Your answer should hold every line of the records below that contains the string "icon".

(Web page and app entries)
-*-*-

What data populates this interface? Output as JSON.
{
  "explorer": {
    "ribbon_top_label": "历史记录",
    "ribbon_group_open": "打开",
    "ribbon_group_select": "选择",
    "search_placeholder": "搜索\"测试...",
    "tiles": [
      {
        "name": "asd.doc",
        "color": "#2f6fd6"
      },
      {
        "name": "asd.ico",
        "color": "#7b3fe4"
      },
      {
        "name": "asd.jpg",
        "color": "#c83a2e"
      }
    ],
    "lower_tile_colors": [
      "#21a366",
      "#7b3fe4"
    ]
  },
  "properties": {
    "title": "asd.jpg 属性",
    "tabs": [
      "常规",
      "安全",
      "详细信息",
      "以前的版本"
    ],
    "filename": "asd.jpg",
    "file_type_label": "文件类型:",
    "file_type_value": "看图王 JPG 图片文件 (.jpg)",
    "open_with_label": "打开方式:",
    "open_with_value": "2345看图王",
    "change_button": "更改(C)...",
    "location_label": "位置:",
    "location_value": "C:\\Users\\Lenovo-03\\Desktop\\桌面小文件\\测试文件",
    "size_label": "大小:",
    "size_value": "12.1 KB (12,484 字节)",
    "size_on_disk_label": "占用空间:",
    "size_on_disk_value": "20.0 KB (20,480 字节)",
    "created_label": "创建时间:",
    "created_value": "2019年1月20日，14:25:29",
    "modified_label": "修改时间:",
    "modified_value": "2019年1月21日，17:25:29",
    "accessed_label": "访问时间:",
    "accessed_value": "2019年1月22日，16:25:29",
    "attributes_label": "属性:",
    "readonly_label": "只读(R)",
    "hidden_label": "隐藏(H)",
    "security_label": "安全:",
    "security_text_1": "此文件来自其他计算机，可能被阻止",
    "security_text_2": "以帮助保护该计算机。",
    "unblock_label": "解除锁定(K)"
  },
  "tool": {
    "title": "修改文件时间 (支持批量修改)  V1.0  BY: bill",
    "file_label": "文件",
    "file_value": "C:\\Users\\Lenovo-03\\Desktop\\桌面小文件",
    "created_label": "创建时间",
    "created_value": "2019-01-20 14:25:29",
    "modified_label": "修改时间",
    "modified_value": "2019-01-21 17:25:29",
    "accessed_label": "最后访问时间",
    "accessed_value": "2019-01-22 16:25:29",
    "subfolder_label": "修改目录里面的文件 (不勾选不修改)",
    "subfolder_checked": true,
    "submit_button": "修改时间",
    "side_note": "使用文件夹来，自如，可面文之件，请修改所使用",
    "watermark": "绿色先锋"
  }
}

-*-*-

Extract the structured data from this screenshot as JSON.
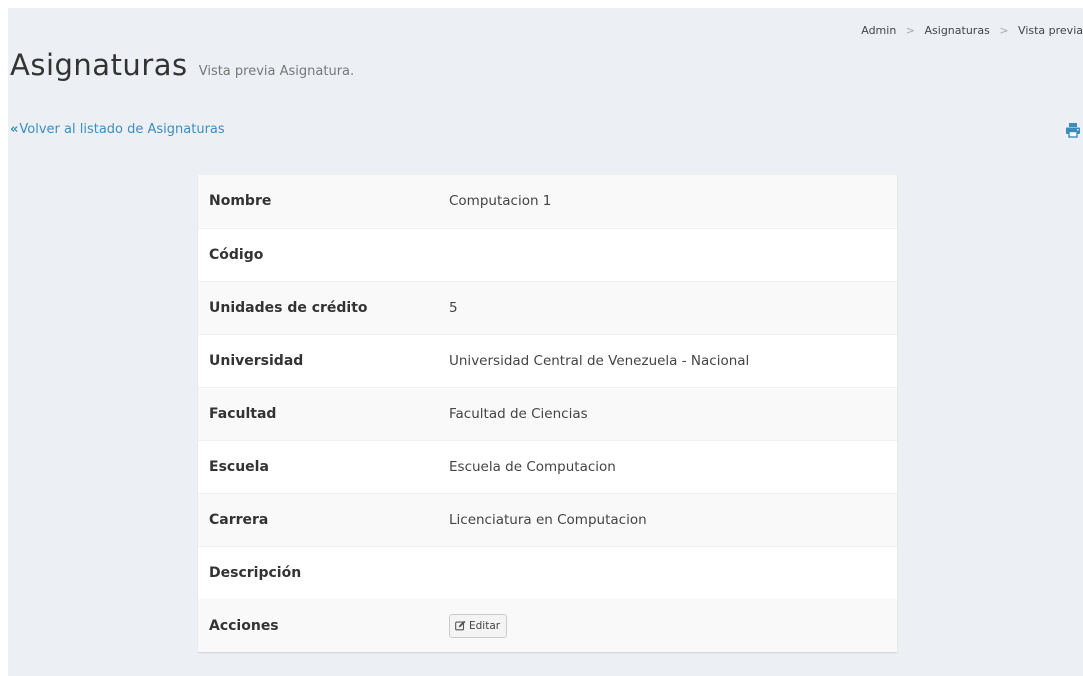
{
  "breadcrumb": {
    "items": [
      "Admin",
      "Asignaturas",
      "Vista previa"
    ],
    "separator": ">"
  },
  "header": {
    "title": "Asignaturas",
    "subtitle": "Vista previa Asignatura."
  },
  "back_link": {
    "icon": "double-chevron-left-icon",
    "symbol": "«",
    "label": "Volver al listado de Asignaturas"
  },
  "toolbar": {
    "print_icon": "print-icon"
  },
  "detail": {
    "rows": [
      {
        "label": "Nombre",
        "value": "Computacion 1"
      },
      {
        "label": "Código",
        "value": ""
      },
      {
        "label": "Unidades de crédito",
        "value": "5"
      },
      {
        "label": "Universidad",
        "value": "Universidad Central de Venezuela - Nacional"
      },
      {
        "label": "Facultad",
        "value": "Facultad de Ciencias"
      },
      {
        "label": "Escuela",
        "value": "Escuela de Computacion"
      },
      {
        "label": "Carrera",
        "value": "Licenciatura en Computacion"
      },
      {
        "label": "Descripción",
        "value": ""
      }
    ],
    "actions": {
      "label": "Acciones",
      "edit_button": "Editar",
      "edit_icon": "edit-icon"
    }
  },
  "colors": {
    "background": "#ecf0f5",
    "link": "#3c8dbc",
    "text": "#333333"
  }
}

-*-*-

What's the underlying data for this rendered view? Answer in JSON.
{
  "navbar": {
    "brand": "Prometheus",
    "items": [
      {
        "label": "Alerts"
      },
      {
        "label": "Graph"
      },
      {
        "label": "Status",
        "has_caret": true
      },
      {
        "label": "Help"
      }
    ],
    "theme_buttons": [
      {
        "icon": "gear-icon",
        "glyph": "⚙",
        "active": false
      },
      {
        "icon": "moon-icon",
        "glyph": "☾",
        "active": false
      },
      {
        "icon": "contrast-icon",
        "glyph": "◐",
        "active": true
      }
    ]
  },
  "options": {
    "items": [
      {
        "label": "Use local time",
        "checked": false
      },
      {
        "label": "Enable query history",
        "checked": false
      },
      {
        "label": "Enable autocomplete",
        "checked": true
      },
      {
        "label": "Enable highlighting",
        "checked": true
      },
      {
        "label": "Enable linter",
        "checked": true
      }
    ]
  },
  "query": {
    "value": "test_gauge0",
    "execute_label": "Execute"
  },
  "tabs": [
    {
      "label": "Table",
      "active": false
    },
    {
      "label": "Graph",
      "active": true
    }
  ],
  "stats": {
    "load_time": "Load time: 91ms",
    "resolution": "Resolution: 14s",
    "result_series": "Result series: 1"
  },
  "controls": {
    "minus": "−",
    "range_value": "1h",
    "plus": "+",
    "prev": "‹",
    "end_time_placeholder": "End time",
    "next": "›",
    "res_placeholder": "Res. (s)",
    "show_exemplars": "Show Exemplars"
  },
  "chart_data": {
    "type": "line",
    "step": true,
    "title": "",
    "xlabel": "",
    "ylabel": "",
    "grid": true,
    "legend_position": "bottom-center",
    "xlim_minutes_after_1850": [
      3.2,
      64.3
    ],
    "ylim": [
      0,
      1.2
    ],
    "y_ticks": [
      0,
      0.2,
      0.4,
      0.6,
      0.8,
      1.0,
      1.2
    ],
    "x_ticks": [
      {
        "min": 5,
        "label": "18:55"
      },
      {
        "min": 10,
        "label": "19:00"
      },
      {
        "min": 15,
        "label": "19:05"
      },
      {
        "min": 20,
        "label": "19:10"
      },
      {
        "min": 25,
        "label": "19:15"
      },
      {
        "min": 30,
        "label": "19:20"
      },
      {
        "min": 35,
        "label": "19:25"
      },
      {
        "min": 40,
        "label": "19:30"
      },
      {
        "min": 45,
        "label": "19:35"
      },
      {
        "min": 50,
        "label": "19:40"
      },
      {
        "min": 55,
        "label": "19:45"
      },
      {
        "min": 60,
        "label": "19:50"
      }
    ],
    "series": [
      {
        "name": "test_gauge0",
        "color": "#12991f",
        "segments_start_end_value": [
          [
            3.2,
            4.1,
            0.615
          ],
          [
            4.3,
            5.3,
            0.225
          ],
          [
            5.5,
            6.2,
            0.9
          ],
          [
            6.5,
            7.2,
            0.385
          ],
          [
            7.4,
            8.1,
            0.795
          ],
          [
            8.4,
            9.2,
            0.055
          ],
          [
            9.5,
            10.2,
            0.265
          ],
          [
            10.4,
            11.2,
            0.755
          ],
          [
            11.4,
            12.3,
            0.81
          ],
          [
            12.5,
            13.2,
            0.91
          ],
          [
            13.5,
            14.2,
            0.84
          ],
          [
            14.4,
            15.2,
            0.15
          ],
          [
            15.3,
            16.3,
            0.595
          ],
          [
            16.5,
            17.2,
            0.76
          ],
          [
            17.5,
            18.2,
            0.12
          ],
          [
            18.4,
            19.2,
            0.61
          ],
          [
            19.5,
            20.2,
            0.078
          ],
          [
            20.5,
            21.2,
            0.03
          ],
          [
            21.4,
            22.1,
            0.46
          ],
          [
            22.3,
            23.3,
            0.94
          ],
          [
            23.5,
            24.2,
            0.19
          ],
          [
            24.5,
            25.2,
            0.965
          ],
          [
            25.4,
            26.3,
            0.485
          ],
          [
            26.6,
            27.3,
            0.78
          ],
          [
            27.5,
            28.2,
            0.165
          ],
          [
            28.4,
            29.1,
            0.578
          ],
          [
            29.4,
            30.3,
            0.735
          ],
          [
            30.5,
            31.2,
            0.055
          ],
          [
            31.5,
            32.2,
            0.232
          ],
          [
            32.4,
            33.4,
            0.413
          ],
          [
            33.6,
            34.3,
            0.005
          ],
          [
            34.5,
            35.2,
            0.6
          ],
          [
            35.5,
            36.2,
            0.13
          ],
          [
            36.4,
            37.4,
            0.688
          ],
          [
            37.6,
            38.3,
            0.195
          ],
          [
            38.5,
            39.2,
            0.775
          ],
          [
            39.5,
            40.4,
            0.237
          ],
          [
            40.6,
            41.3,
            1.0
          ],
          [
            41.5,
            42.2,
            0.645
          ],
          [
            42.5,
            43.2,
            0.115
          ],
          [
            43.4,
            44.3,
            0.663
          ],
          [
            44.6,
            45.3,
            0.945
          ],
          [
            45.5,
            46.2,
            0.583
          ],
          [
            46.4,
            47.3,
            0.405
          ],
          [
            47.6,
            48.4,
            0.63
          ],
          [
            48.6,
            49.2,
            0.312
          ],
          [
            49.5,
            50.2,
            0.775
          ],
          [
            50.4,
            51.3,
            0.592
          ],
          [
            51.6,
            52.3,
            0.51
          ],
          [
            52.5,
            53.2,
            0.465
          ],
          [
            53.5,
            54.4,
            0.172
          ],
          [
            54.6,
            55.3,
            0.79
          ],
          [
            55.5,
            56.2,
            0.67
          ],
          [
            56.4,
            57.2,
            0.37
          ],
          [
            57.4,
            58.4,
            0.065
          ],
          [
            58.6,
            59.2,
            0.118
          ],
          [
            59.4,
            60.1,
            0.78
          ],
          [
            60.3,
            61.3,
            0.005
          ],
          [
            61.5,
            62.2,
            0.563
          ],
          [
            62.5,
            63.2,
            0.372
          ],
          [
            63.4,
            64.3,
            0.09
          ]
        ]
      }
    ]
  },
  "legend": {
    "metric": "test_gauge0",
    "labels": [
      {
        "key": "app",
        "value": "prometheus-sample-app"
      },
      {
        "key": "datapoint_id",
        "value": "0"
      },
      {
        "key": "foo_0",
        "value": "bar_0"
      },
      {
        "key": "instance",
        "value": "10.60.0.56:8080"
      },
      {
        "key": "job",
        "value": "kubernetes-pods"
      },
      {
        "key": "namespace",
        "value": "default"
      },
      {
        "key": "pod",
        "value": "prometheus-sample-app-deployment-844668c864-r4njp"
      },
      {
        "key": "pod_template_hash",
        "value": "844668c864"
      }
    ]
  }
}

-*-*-

WRITTEN ANSWER
    "icon": "double-chevron-left-icon",
    "print_icon": "print-icon"
      "edit_icon": "edit-icon"
        "icon": "gear-icon",
        "icon": "moon-icon",
        "icon": "contrast-icon",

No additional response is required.